A new study, presented at the Obesity Society Annual Meeting last week, found that one night of sleep deprivation and six months consuming a high-fat diet both impaired the body’s insulin sensitivity to nearly the same degree. Insulin resistance is important because if the body starts to become resistant, has to pump out more and more insulin in order to keep blood sugar levels stable. That can lead to Type 2 diabetes. Obesity itself is also associated with insulin resistance, and later, diabetes.
The study was conducted in canines. First, the dogs’ levels of insulin sensitivity were measured after one night of sleep deprivation. (How you deprive a dog of sleep, I don’t know. Perhaps a lot of cats were involved?) Next, the dogs were fed a high-fat diet for six months, and their insulin sensitivity was again tested. Surprisingly, one night of sleep deprivation reduced insulin sensitivity by 33 percent, more than the six months’ of a high-fat diet, at 21 percent.
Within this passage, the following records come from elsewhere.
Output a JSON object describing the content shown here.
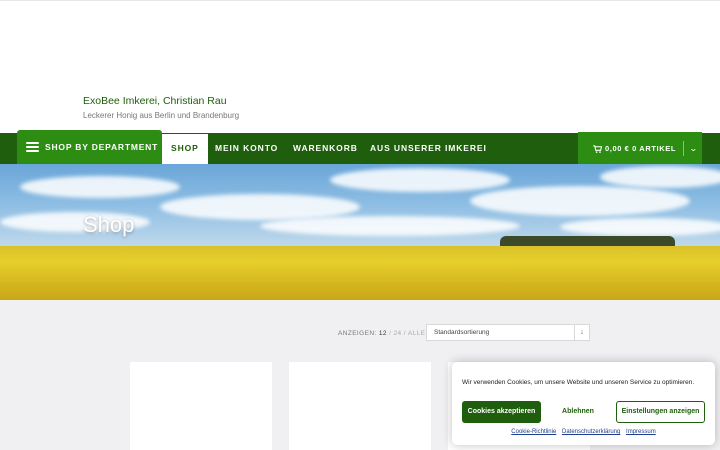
{
  "site": {
    "title": "ExoBee Imkerei, Christian Rau",
    "tagline": "Leckerer Honig aus Berlin und Brandenburg"
  },
  "nav": {
    "department_label": "SHOP BY DEPARTMENT",
    "items": [
      {
        "label": "SHOP",
        "active": true
      },
      {
        "label": "MEIN KONTO"
      },
      {
        "label": "WARENKORB"
      },
      {
        "label": "AUS UNSERER IMKEREI"
      }
    ],
    "cart": {
      "total": "0,00 € 0 ARTIKEL"
    }
  },
  "hero": {
    "title": "Shop"
  },
  "shop": {
    "per_page_label": "ANZEIGEN:",
    "per_page_options": [
      "12",
      "24",
      "ALLE"
    ],
    "sort_selected": "Standardsortierung"
  },
  "cookie": {
    "text": "Wir verwenden Cookies, um unsere Website und unseren Service zu optimieren.",
    "accept_label": "Cookies akzeptieren",
    "deny_label": "Ablehnen",
    "settings_label": "Einstellungen anzeigen",
    "links": [
      "Cookie-Richtlinie",
      "Datenschutzerklärung",
      "Impressum"
    ]
  },
  "colors": {
    "primary": "#1f5e0c",
    "accent": "#2c8d12",
    "content_bg": "#f0f0f3"
  }
}
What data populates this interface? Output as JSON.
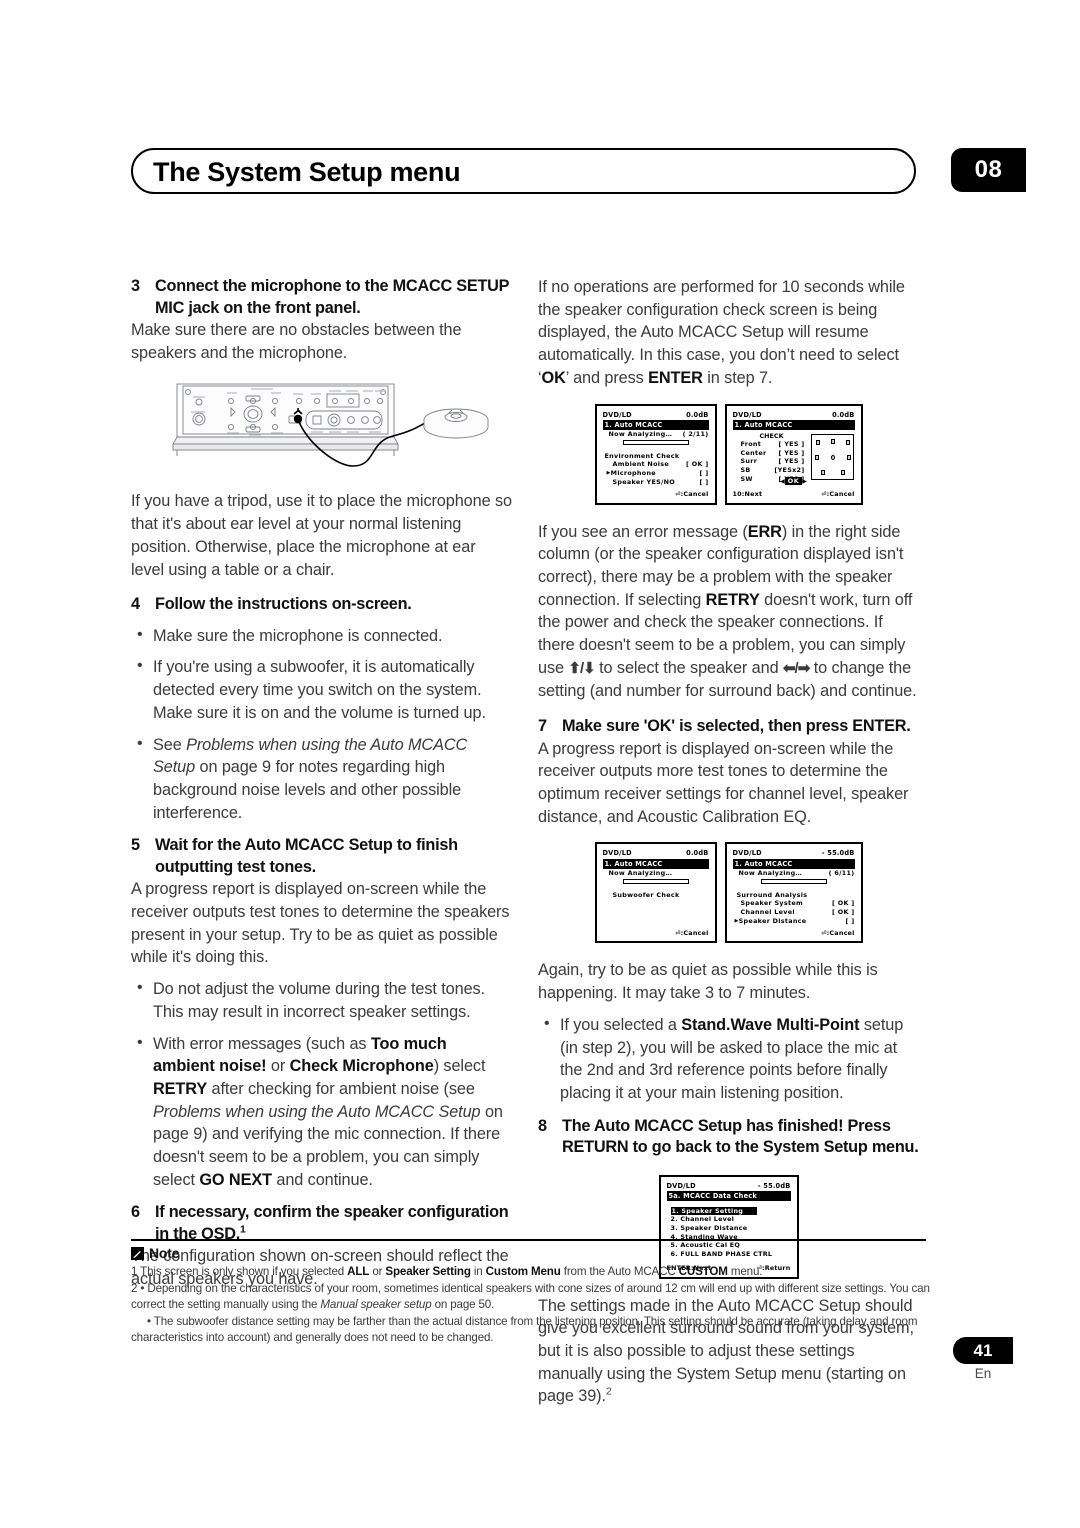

“Research has shown that sleep deficiency and a high-fat diet both lead to impaired insulin sensitivity, but it was previously unknown is which leads to more severe insulin resistance,” wrote study author Josiane Broussard, Ph.D. She is a project scientist at the Diabetes and Obesity Research Institute at Cedars-Sinai in Los Angeles. “Our study suggests that one night of total sleep deprivation may be as detrimental to insulin sensitivity as six months on a high-fat diet. This research demonstrates the importance of adequate sleep in maintaining blood sugar levels and reducing risk for metabolic diseases like obesity and diabetes.”
The takeaway for health practitioners, the study goes on to say, is that they need to emphasize with patients the importance of getting a good night’s sleep each night, whenever humanly possible. Obviously, there’s going to be times of jet-lag or a newborn baby when a solid night’s sleep is ... well, but a dream.
In addition to the insulin issue, a lack of sleep can also lead to a person making poor food choices the next day, and leave us with little energy to go exercise. It’s a vicious cycle, making sleep all the more essential. So our pillows are powerful tools in our wellness arsenal.